• [MATERIAL FOR THIS TASK]
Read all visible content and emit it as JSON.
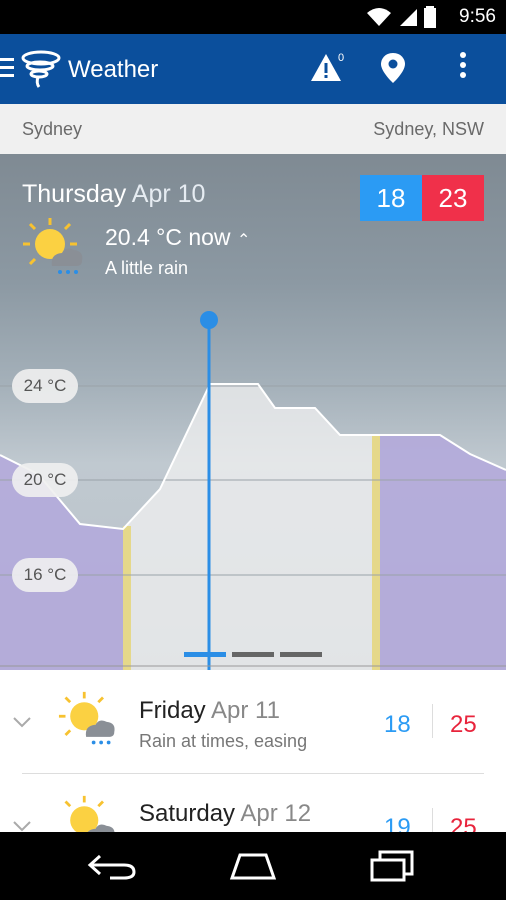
{
  "status": {
    "time": "9:56",
    "icons": [
      "wifi-icon",
      "signal-icon",
      "battery-icon"
    ]
  },
  "appbar": {
    "title": "Weather",
    "warnings_count": "0"
  },
  "location": {
    "left": "Sydney",
    "right": "Sydney, NSW"
  },
  "today": {
    "day": "Thursday",
    "date": "Apr 10",
    "min": "18",
    "max": "23",
    "now": "20.4 °C now",
    "condition": "A little rain",
    "chart_labels": [
      "24 °C",
      "20 °C",
      "16 °C"
    ]
  },
  "forecast": [
    {
      "day": "Friday",
      "date": "Apr 11",
      "condition": "Rain at times, easing",
      "min": "18",
      "max": "25"
    },
    {
      "day": "Saturday",
      "date": "Apr 12",
      "condition": "",
      "min": "19",
      "max": "25"
    }
  ],
  "colors": {
    "appbar": "#0b4f9c",
    "min": "#2b9bf4",
    "max": "#f0304a",
    "night": "#b3a8dc",
    "day": "#f0f0f0"
  }
}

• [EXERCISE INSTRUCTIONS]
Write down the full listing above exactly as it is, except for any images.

• [ANSWER]
Read all visible content and emit it as JSON.
{
  "status": {
    "time": "9:56",
    "icons": [
      "wifi-icon",
      "signal-icon",
      "battery-icon"
    ]
  },
  "appbar": {
    "title": "Weather",
    "warnings_count": "0"
  },
  "location": {
    "left": "Sydney",
    "right": "Sydney, NSW"
  },
  "today": {
    "day": "Thursday",
    "date": "Apr 10",
    "min": "18",
    "max": "23",
    "now": "20.4 °C now",
    "condition": "A little rain",
    "chart_labels": [
      "24 °C",
      "20 °C",
      "16 °C"
    ]
  },
  "forecast": [
    {
      "day": "Friday",
      "date": "Apr 11",
      "condition": "Rain at times, easing",
      "min": "18",
      "max": "25"
    },
    {
      "day": "Saturday",
      "date": "Apr 12",
      "condition": "",
      "min": "19",
      "max": "25"
    }
  ],
  "colors": {
    "appbar": "#0b4f9c",
    "min": "#2b9bf4",
    "max": "#f0304a",
    "night": "#b3a8dc",
    "day": "#f0f0f0"
  }
}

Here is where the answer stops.